Then the chief said, 'Go and bring it that I may see.' So they went off, the court officials and the chief's body-guard, and they went and met this person, and they said, 'The chief says, give us Help me, that we may bring it for him to see.' So he took it himself and gave them; he was black of heart.
They received (it) (from him), they brought (it) to the chief and said, 'Behold it.' The chief said, 'Hail, lady friend,' and it answered. And he said, 'Bring large wooden dishes' and large wooden dishes were brought. Then he (the chief) said, 'What is your name?' and it said, 'My name is Help me.' And the chief said, 'Help me,' and it kept pouring out food and filled the wooden plates for him.
And the chief said, 'This is too good a thing to be in a poor man's house.' So the chief ordered it to be brought to his house. It was brought to his house and it supplied the chief's house with food, but as for him who had the spoon (formerly) he was dying of hunger.
Then one day his wife, the one who had shown him the spoon, when he had taken it and left her, went to the bush to look for food. And she saw a branch of a tree, some say a whip; she saw it in the forest (bush). She said, 'Greetings,' and it said, 'Greetings to you.' And the wife said, 'What is your name?' and the whip said, 'My name is Whack me.' And the woman said, 'Whack me that I may feel.' Thereupon the whip kept flogging her, whack! Whack! She was running away, she was yelling, she was saying, 'Alas, I am repentant, I shall follow you, I won't do it again.' But the whip flogged her until people came and rescued her.
She went home and called her husband, and took him to where the whip was, and said, 'Have you seen, I have found another thing again for giving food.' Then she stood afar off, she said, 'There it is over there.' Then the husband went off in haste, tramp! tramp! until he met the whip; it was lying down. He said, 'Hail, friend,'and the whip said, 'Hail to you.'

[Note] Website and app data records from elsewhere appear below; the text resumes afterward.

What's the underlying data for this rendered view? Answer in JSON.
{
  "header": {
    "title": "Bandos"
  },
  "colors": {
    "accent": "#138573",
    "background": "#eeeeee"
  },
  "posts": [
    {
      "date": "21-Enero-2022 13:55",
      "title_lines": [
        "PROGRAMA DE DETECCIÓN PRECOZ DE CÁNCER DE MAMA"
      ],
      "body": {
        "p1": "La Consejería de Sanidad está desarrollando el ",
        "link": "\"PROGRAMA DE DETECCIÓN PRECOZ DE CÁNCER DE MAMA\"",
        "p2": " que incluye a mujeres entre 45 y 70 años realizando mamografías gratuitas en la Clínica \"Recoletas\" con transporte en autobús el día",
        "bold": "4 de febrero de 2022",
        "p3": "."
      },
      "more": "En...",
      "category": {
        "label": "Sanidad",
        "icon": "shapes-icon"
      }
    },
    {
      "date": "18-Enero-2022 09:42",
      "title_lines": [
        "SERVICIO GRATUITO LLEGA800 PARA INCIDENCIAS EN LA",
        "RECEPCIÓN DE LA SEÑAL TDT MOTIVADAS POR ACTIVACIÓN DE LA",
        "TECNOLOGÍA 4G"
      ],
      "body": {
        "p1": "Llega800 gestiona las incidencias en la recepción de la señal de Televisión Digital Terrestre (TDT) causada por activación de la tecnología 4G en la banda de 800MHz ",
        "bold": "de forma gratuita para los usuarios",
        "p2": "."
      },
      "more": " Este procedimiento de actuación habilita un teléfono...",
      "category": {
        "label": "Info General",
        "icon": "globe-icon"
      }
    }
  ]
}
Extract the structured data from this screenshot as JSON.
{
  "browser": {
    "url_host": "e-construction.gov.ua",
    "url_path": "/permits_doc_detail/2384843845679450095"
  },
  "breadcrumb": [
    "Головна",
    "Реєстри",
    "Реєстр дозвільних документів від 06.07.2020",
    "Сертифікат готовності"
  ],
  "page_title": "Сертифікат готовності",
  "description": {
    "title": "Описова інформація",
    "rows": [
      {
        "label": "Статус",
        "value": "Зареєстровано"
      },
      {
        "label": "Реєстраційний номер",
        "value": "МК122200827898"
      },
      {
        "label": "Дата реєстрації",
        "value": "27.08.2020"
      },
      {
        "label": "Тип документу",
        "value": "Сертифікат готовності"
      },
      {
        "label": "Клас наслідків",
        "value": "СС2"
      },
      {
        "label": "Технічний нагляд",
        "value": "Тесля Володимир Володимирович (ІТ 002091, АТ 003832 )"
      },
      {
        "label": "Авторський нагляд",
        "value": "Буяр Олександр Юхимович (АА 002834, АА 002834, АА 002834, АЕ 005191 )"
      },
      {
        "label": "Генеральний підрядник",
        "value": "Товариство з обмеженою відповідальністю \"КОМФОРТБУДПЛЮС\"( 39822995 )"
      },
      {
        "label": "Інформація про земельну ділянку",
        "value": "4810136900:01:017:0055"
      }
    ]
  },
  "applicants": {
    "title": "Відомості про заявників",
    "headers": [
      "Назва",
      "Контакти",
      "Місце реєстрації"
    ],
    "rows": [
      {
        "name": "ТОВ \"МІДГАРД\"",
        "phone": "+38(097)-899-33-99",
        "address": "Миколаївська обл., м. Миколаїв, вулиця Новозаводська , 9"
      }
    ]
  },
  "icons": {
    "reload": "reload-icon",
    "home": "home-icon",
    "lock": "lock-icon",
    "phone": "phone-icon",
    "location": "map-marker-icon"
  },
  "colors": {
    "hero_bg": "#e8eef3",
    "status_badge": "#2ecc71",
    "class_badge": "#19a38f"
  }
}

He was all the time thinking it was something good. Then he said, 'What is your name?' and the whip said, 'My name is Whack me that I may feel.' Then this man said, 'Whack me that I may feel.' Thereupon the whip kept beating him until it was tired. And the whip went back and lay quite still, and the man too went home and lay down. And the wife he loved came along and said, 'What has happened?' And he did not answer. He lay quiet until he got better.
Then he went and came to where the whip was lying. Then he kept crouched down, he crouched down until he got near it, then he jumped and held it down, and took it home, and put it away in the grain store. Then he sat quietly until his favourite wife came. And she said, 'To-day I am feeling hungry.' Then he said, 'Go into the grain store and see what is inside.' Then she rose up in great haste, she said, 'What did you find to-day?' And he said, 'You yourself enter.' Then she said, 'Must I take a calabash',' He said, 'Yes.' She took a calabash and went into the grain store. He closed it. He said, 'What do you see?' And she said, 'Something I have seen which is long.' And he said, 'Greet it, cannot you?'
She said, 'I greet you (who are) resting,' (and) she said, 'What is your name?' It said, 'My name is Whack me,' and she said , 'Whack me that I may feel.' Thereupon the whip set about beating her, she was shouting. Her husband, when he heard, ran off to the forest, and his wife, the one he did not love, also ran out to the forest, through fear; and she also, the one who had entered the grain store, with difficulty she found a way of escape and ran off; and they left the house deserted. Long ago the spoon and the whip lived in the wilds, and this was the first time they made their appearance in the home.
Off with the rat's head.